No pictures should appear in the copy; otherwise retype the entries exactly.

(Data records for software interfaces)
------------

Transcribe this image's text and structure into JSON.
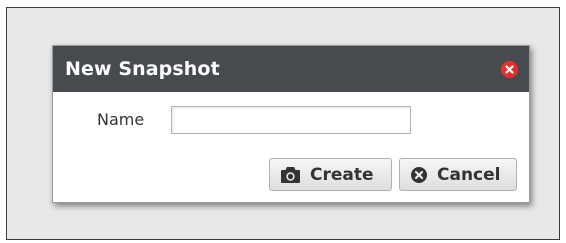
{
  "dialog": {
    "title": "New Snapshot",
    "close_icon": "close-circle-icon",
    "name_label": "Name",
    "name_value": "",
    "buttons": {
      "create_label": "Create",
      "create_icon": "camera-icon",
      "cancel_label": "Cancel",
      "cancel_icon": "cancel-circle-icon"
    }
  },
  "colors": {
    "titlebar": "#474b50",
    "close": "#e52f2f",
    "backdrop": "#e8e8e8"
  }
}
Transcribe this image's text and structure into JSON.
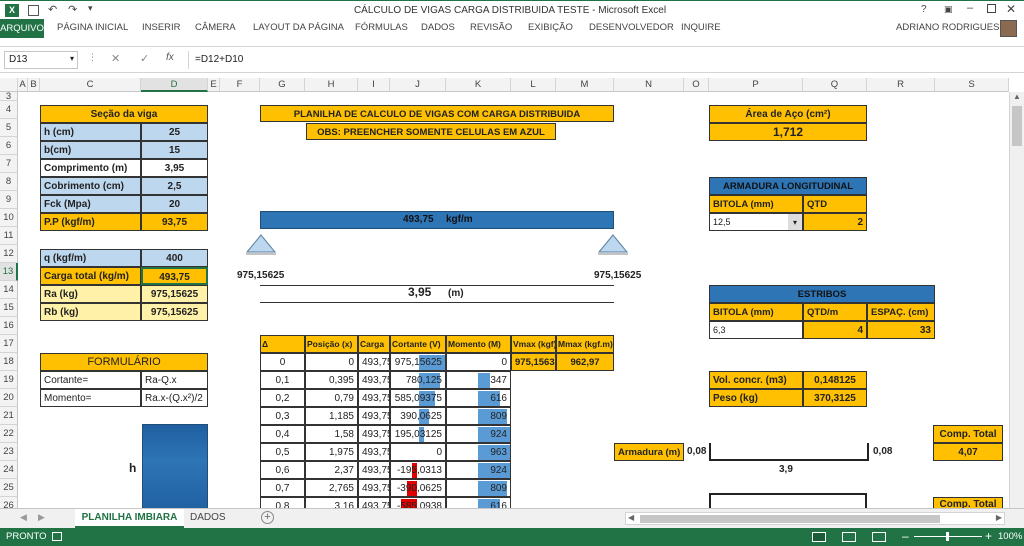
{
  "window": {
    "title": "CÁLCULO DE  VIGAS CARGA DISTRIBUIDA TESTE - Microsoft Excel",
    "help": "?",
    "user": "ADRIANO RODRIGUES"
  },
  "ribbon": {
    "tabs": [
      "ARQUIVO",
      "PÁGINA INICIAL",
      "INSERIR",
      "CÂMERA",
      "LAYOUT DA PÁGINA",
      "FÓRMULAS",
      "DADOS",
      "REVISÃO",
      "EXIBIÇÃO",
      "DESENVOLVEDOR",
      "INQUIRE"
    ]
  },
  "formula_bar": {
    "name_box": "D13",
    "fx": "fx",
    "formula": "=D12+D10"
  },
  "columns": [
    "A",
    "B",
    "C",
    "D",
    "E",
    "F",
    "G",
    "H",
    "I",
    "J",
    "K",
    "L",
    "M",
    "N",
    "O",
    "P",
    "Q",
    "R",
    "S"
  ],
  "rows": [
    "3",
    "4",
    "5",
    "6",
    "7",
    "8",
    "9",
    "10",
    "11",
    "12",
    "13",
    "14",
    "15",
    "16",
    "17",
    "18",
    "19",
    "20",
    "21",
    "22",
    "23",
    "24",
    "25",
    "26"
  ],
  "secao": {
    "title": "Seção da viga",
    "rows": [
      {
        "label": "h (cm)",
        "value": "25"
      },
      {
        "label": "b(cm)",
        "value": "15"
      },
      {
        "label": "Comprimento (m)",
        "value": "3,95"
      },
      {
        "label": "Cobrimento (cm)",
        "value": "2,5"
      },
      {
        "label": "Fck (Mpa)",
        "value": "20"
      }
    ],
    "pp_label": "P.P (kgf/m)",
    "pp_value": "93,75",
    "q_label": "q (kgf/m)",
    "q_value": "400",
    "carga_label": "Carga total (kg/m)",
    "carga_value": "493,75",
    "ra_label": "Ra (kg)",
    "ra_value": "975,15625",
    "rb_label": "Rb (kg)",
    "rb_value": "975,15625"
  },
  "planilha": {
    "title": "PLANILHA DE CALCULO DE VIGAS COM CARGA DISTRIBUIDA",
    "obs": "OBS: PREENCHER SOMENTE CELULAS EM AZUL",
    "load": "493,75",
    "load_unit": "kgf/m",
    "ra": "975,15625",
    "rb": "975,15625",
    "length": "3,95",
    "length_unit": "(m)"
  },
  "aco": {
    "title": "Área de Aço (cm²)",
    "value": "1,712"
  },
  "arm_long": {
    "title": "ARMADURA LONGITUDINAL",
    "h_bitola": "BITOLA (mm)",
    "h_qtd": "QTD",
    "bitola": "12,5",
    "qtd": "2"
  },
  "estribos": {
    "title": "ESTRIBOS",
    "h_bitola": "BITOLA (mm)",
    "h_qtd": "QTD/m",
    "h_esp": "ESPAÇ. (cm)",
    "bitola": "6,3",
    "qtd": "4",
    "esp": "33"
  },
  "vol": {
    "label": "Vol. concr. (m3)",
    "value": "0,148125",
    "peso_label": "Peso (kg)",
    "peso_value": "370,3125"
  },
  "formulario": {
    "title": "FORMULÁRIO",
    "rows": [
      {
        "label": "Cortante=",
        "expr": "Ra-Q.x"
      },
      {
        "label": "Momento=",
        "expr": "Ra.x-(Q.x²)/2"
      }
    ]
  },
  "table": {
    "headers": [
      "Δ",
      "Posição (x)",
      "Carga",
      "Cortante (V)",
      "Momento (M)",
      "Vmax (kgf)",
      "Mmax (kgf.m)"
    ],
    "rows": [
      [
        "0",
        "0",
        "493,75",
        "975,15625",
        "0"
      ],
      [
        "0,1",
        "0,395",
        "493,75",
        "780,125",
        "347"
      ],
      [
        "0,2",
        "0,79",
        "493,75",
        "585,09375",
        "616"
      ],
      [
        "0,3",
        "1,185",
        "493,75",
        "390,0625",
        "809"
      ],
      [
        "0,4",
        "1,58",
        "493,75",
        "195,03125",
        "924"
      ],
      [
        "0,5",
        "1,975",
        "493,75",
        "0",
        "963"
      ],
      [
        "0,6",
        "2,37",
        "493,75",
        "-195,0313",
        "924"
      ],
      [
        "0,7",
        "2,765",
        "493,75",
        "-390,0625",
        "809"
      ],
      [
        "0,8",
        "3,16",
        "493,75",
        "-585,0938",
        "616"
      ]
    ],
    "vmax": "975,1563",
    "mmax": "962,97"
  },
  "armadura": {
    "label": "Armadura (m)",
    "left": "0,08",
    "right": "0,08",
    "length": "3,9"
  },
  "comp_total": {
    "label": "Comp. Total",
    "value": "4,07",
    "label2": "Comp. Total"
  },
  "h_label": "h",
  "sheets": [
    "PLANILHA IMBIARA",
    "DADOS"
  ],
  "status": {
    "left": "PRONTO",
    "zoom": "100%"
  },
  "colors": {
    "accent": "#217346",
    "yellow": "#fec000",
    "lightblue": "#bdd7ee",
    "blue": "#2e75b6",
    "red": "#e00000"
  }
}
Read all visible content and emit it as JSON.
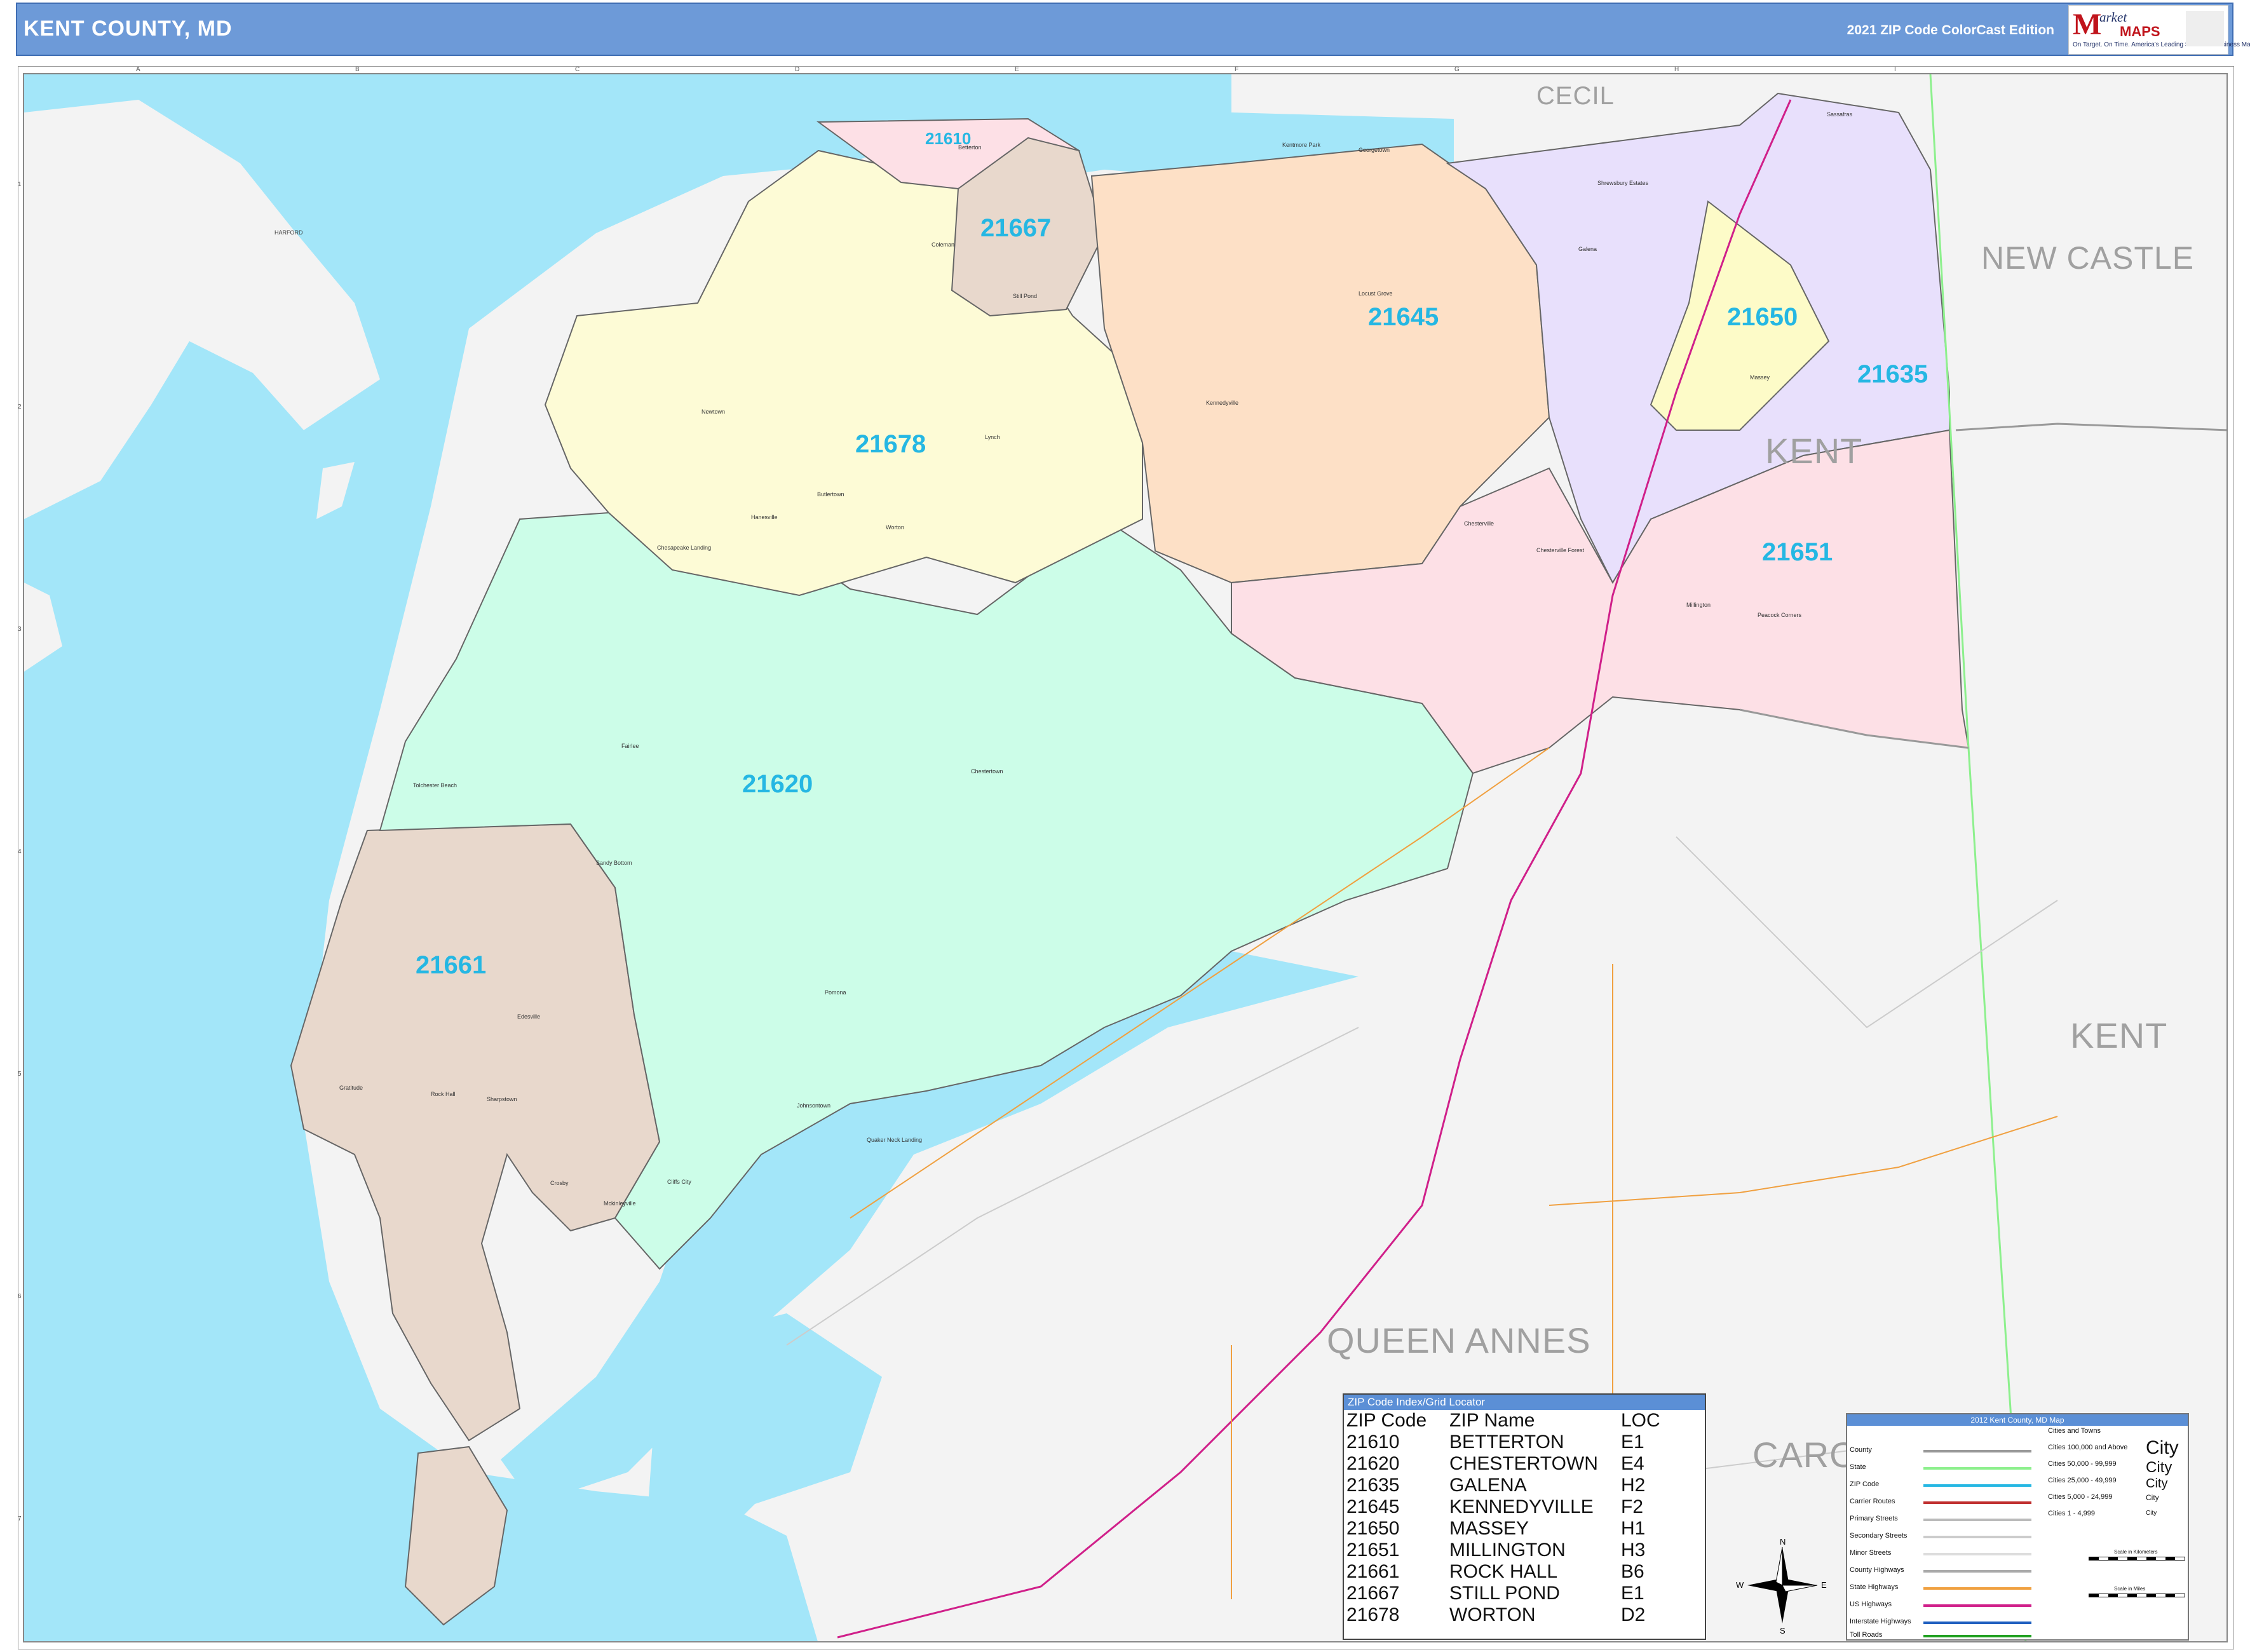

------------

* Answer to this task
Transcribe this image's text and structure into JSON.
{
  "dialog": {
    "title": "New Snapshot",
    "close_icon": "close-circle-icon",
    "name_label": "Name",
    "name_value": "",
    "buttons": {
      "create_label": "Create",
      "create_icon": "camera-icon",
      "cancel_label": "Cancel",
      "cancel_icon": "cancel-circle-icon"
    }
  },
  "colors": {
    "titlebar": "#474b50",
    "close": "#e52f2f",
    "backdrop": "#e8e8e8"
  }
}
Transcribe this image's text and structure into JSON.
{
  "window": {
    "title": "CÁLCULO DE  VIGAS CARGA DISTRIBUIDA TESTE - Microsoft Excel",
    "help": "?",
    "user": "ADRIANO RODRIGUES"
  },
  "ribbon": {
    "tabs": [
      "ARQUIVO",
      "PÁGINA INICIAL",
      "INSERIR",
      "CÂMERA",
      "LAYOUT DA PÁGINA",
      "FÓRMULAS",
      "DADOS",
      "REVISÃO",
      "EXIBIÇÃO",
      "DESENVOLVEDOR",
      "INQUIRE"
    ]
  },
  "formula_bar": {
    "name_box": "D13",
    "fx": "fx",
    "formula": "=D12+D10"
  },
  "columns": [
    "A",
    "B",
    "C",
    "D",
    "E",
    "F",
    "G",
    "H",
    "I",
    "J",
    "K",
    "L",
    "M",
    "N",
    "O",
    "P",
    "Q",
    "R",
    "S"
  ],
  "rows": [
    "3",
    "4",
    "5",
    "6",
    "7",
    "8",
    "9",
    "10",
    "11",
    "12",
    "13",
    "14",
    "15",
    "16",
    "17",
    "18",
    "19",
    "20",
    "21",
    "22",
    "23",
    "24",
    "25",
    "26"
  ],
  "secao": {
    "title": "Seção da viga",
    "rows": [
      {
        "label": "h (cm)",
        "value": "25"
      },
      {
        "label": "b(cm)",
        "value": "15"
      },
      {
        "label": "Comprimento (m)",
        "value": "3,95"
      },
      {
        "label": "Cobrimento (cm)",
        "value": "2,5"
      },
      {
        "label": "Fck (Mpa)",
        "value": "20"
      }
    ],
    "pp_label": "P.P (kgf/m)",
    "pp_value": "93,75",
    "q_label": "q (kgf/m)",
    "q_value": "400",
    "carga_label": "Carga total (kg/m)",
    "carga_value": "493,75",
    "ra_label": "Ra (kg)",
    "ra_value": "975,15625",
    "rb_label": "Rb (kg)",
    "rb_value": "975,15625"
  },
  "planilha": {
    "title": "PLANILHA DE CALCULO DE VIGAS COM CARGA DISTRIBUIDA",
    "obs": "OBS: PREENCHER SOMENTE CELULAS EM AZUL",
    "load": "493,75",
    "load_unit": "kgf/m",
    "ra": "975,15625",
    "rb": "975,15625",
    "length": "3,95",
    "length_unit": "(m)"
  },
  "aco": {
    "title": "Área de Aço (cm²)",
    "value": "1,712"
  },
  "arm_long": {
    "title": "ARMADURA LONGITUDINAL",
    "h_bitola": "BITOLA (mm)",
    "h_qtd": "QTD",
    "bitola": "12,5",
    "qtd": "2"
  },
  "estribos": {
    "title": "ESTRIBOS",
    "h_bitola": "BITOLA (mm)",
    "h_qtd": "QTD/m",
    "h_esp": "ESPAÇ. (cm)",
    "bitola": "6,3",
    "qtd": "4",
    "esp": "33"
  },
  "vol": {
    "label": "Vol. concr. (m3)",
    "value": "0,148125",
    "peso_label": "Peso (kg)",
    "peso_value": "370,3125"
  },
  "formulario": {
    "title": "FORMULÁRIO",
    "rows": [
      {
        "label": "Cortante=",
        "expr": "Ra-Q.x"
      },
      {
        "label": "Momento=",
        "expr": "Ra.x-(Q.x²)/2"
      }
    ]
  },
  "table": {
    "headers": [
      "Δ",
      "Posição (x)",
      "Carga",
      "Cortante (V)",
      "Momento (M)",
      "Vmax (kgf)",
      "Mmax (kgf.m)"
    ],
    "rows": [
      [
        "0",
        "0",
        "493,75",
        "975,15625",
        "0"
      ],
      [
        "0,1",
        "0,395",
        "493,75",
        "780,125",
        "347"
      ],
      [
        "0,2",
        "0,79",
        "493,75",
        "585,09375",
        "616"
      ],
      [
        "0,3",
        "1,185",
        "493,75",
        "390,0625",
        "809"
      ],
      [
        "0,4",
        "1,58",
        "493,75",
        "195,03125",
        "924"
      ],
      [
        "0,5",
        "1,975",
        "493,75",
        "0",
        "963"
      ],
      [
        "0,6",
        "2,37",
        "493,75",
        "-195,0313",
        "924"
      ],
      [
        "0,7",
        "2,765",
        "493,75",
        "-390,0625",
        "809"
      ],
      [
        "0,8",
        "3,16",
        "493,75",
        "-585,0938",
        "616"
      ]
    ],
    "vmax": "975,1563",
    "mmax": "962,97"
  },
  "armadura": {
    "label": "Armadura (m)",
    "left": "0,08",
    "right": "0,08",
    "length": "3,9"
  },
  "comp_total": {
    "label": "Comp. Total",
    "value": "4,07",
    "label2": "Comp. Total"
  },
  "h_label": "h",
  "sheets": [
    "PLANILHA IMBIARA",
    "DADOS"
  ],
  "status": {
    "left": "PRONTO",
    "zoom": "100%"
  },
  "colors": {
    "accent": "#217346",
    "yellow": "#fec000",
    "lightblue": "#bdd7ee",
    "blue": "#2e75b6",
    "red": "#e00000"
  }
}
Read all visible content and emit it as JSON.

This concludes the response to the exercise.